Extracted records Block Start

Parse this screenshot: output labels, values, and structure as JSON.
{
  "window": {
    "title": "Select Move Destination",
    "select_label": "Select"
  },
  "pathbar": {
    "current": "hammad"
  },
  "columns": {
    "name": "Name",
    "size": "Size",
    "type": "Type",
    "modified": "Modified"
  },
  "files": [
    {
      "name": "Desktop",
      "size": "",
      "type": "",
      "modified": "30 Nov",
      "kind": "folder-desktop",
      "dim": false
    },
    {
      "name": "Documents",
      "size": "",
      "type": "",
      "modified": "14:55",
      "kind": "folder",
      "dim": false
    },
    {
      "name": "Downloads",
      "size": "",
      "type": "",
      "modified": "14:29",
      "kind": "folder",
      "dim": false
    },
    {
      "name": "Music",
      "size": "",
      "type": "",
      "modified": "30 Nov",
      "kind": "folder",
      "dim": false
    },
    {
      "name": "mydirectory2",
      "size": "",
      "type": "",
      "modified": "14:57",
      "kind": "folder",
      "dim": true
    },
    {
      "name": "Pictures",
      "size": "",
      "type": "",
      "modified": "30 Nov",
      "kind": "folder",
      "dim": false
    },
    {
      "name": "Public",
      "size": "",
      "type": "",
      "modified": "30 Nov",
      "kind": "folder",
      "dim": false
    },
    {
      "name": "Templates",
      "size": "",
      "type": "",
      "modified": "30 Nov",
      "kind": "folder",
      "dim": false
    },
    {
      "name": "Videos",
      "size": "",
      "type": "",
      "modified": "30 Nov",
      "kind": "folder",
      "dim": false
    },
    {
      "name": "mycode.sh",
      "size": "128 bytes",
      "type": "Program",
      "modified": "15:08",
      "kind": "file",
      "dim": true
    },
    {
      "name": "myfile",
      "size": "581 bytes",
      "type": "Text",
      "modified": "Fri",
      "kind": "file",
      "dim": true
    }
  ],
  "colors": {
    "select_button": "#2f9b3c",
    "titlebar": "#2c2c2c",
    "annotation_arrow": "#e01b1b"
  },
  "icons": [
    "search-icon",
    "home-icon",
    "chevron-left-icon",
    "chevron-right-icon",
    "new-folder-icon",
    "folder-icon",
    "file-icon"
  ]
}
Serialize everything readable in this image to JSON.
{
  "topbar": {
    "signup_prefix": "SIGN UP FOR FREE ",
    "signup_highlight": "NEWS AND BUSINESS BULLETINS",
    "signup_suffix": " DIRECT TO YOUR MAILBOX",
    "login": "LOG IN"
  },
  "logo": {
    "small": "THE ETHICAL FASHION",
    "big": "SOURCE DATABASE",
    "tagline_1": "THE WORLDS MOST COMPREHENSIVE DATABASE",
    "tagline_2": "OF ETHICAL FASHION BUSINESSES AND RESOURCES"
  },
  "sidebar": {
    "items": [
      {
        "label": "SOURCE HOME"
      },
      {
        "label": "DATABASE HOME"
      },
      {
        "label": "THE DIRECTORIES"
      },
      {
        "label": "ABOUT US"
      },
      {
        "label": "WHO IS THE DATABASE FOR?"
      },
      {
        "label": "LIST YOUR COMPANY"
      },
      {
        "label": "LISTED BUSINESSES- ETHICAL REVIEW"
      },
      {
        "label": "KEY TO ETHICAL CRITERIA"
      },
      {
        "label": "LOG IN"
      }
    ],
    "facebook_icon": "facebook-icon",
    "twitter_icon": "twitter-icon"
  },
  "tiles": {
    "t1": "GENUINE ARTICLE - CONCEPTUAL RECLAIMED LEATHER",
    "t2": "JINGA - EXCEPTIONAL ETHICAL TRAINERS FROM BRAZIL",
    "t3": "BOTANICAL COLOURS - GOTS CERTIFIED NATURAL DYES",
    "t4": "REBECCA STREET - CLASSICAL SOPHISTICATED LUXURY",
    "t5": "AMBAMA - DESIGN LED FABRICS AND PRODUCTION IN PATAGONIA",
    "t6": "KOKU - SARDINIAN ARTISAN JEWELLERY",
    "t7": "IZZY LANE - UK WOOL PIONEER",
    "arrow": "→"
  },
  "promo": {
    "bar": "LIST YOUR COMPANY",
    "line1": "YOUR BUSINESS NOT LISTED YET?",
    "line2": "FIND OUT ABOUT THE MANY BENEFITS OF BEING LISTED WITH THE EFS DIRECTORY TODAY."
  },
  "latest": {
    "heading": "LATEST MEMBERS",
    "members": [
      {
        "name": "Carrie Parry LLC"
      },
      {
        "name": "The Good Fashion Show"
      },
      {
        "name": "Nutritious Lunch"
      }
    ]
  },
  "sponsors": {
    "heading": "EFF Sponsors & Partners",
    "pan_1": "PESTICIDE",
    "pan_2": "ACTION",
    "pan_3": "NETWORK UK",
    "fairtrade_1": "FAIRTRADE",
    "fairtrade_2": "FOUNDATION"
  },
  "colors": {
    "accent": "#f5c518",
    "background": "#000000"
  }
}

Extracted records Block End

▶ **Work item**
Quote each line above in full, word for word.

▶ **Exercise output**
Parse this screenshot: output labels, values, and structure as JSON.
{
  "window": {
    "title": "Select Move Destination",
    "select_label": "Select"
  },
  "pathbar": {
    "current": "hammad"
  },
  "columns": {
    "name": "Name",
    "size": "Size",
    "type": "Type",
    "modified": "Modified"
  },
  "files": [
    {
      "name": "Desktop",
      "size": "",
      "type": "",
      "modified": "30 Nov",
      "kind": "folder-desktop",
      "dim": false
    },
    {
      "name": "Documents",
      "size": "",
      "type": "",
      "modified": "14:55",
      "kind": "folder",
      "dim": false
    },
    {
      "name": "Downloads",
      "size": "",
      "type": "",
      "modified": "14:29",
      "kind": "folder",
      "dim": false
    },
    {
      "name": "Music",
      "size": "",
      "type": "",
      "modified": "30 Nov",
      "kind": "folder",
      "dim": false
    },
    {
      "name": "mydirectory2",
      "size": "",
      "type": "",
      "modified": "14:57",
      "kind": "folder",
      "dim": true
    },
    {
      "name": "Pictures",
      "size": "",
      "type": "",
      "modified": "30 Nov",
      "kind": "folder",
      "dim": false
    },
    {
      "name": "Public",
      "size": "",
      "type": "",
      "modified": "30 Nov",
      "kind": "folder",
      "dim": false
    },
    {
      "name": "Templates",
      "size": "",
      "type": "",
      "modified": "30 Nov",
      "kind": "folder",
      "dim": false
    },
    {
      "name": "Videos",
      "size": "",
      "type": "",
      "modified": "30 Nov",
      "kind": "folder",
      "dim": false
    },
    {
      "name": "mycode.sh",
      "size": "128 bytes",
      "type": "Program",
      "modified": "15:08",
      "kind": "file",
      "dim": true
    },
    {
      "name": "myfile",
      "size": "581 bytes",
      "type": "Text",
      "modified": "Fri",
      "kind": "file",
      "dim": true
    }
  ],
  "colors": {
    "select_button": "#2f9b3c",
    "titlebar": "#2c2c2c",
    "annotation_arrow": "#e01b1b"
  },
  "icons": [
    "search-icon",
    "home-icon",
    "chevron-left-icon",
    "chevron-right-icon",
    "new-folder-icon",
    "folder-icon",
    "file-icon"
  ]
}
Serialize everything readable in this image to JSON.
{
  "topbar": {
    "signup_prefix": "SIGN UP FOR FREE ",
    "signup_highlight": "NEWS AND BUSINESS BULLETINS",
    "signup_suffix": " DIRECT TO YOUR MAILBOX",
    "login": "LOG IN"
  },
  "logo": {
    "small": "THE ETHICAL FASHION",
    "big": "SOURCE DATABASE",
    "tagline_1": "THE WORLDS MOST COMPREHENSIVE DATABASE",
    "tagline_2": "OF ETHICAL FASHION BUSINESSES AND RESOURCES"
  },
  "sidebar": {
    "items": [
      {
        "label": "SOURCE HOME"
      },
      {
        "label": "DATABASE HOME"
      },
      {
        "label": "THE DIRECTORIES"
      },
      {
        "label": "ABOUT US"
      },
      {
        "label": "WHO IS THE DATABASE FOR?"
      },
      {
        "label": "LIST YOUR COMPANY"
      },
      {
        "label": "LISTED BUSINESSES- ETHICAL REVIEW"
      },
      {
        "label": "KEY TO ETHICAL CRITERIA"
      },
      {
        "label": "LOG IN"
      }
    ],
    "facebook_icon": "facebook-icon",
    "twitter_icon": "twitter-icon"
  },
  "tiles": {
    "t1": "GENUINE ARTICLE - CONCEPTUAL RECLAIMED LEATHER",
    "t2": "JINGA - EXCEPTIONAL ETHICAL TRAINERS FROM BRAZIL",
    "t3": "BOTANICAL COLOURS - GOTS CERTIFIED NATURAL DYES",
    "t4": "REBECCA STREET - CLASSICAL SOPHISTICATED LUXURY",
    "t5": "AMBAMA - DESIGN LED FABRICS AND PRODUCTION IN PATAGONIA",
    "t6": "KOKU - SARDINIAN ARTISAN JEWELLERY",
    "t7": "IZZY LANE - UK WOOL PIONEER",
    "arrow": "→"
  },
  "promo": {
    "bar": "LIST YOUR COMPANY",
    "line1": "YOUR BUSINESS NOT LISTED YET?",
    "line2": "FIND OUT ABOUT THE MANY BENEFITS OF BEING LISTED WITH THE EFS DIRECTORY TODAY."
  },
  "latest": {
    "heading": "LATEST MEMBERS",
    "members": [
      {
        "name": "Carrie Parry LLC"
      },
      {
        "name": "The Good Fashion Show"
      },
      {
        "name": "Nutritious Lunch"
      }
    ]
  },
  "sponsors": {
    "heading": "EFF Sponsors & Partners",
    "pan_1": "PESTICIDE",
    "pan_2": "ACTION",
    "pan_3": "NETWORK UK",
    "fairtrade_1": "FAIRTRADE",
    "fairtrade_2": "FOUNDATION"
  },
  "colors": {
    "accent": "#f5c518",
    "background": "#000000"
  }
}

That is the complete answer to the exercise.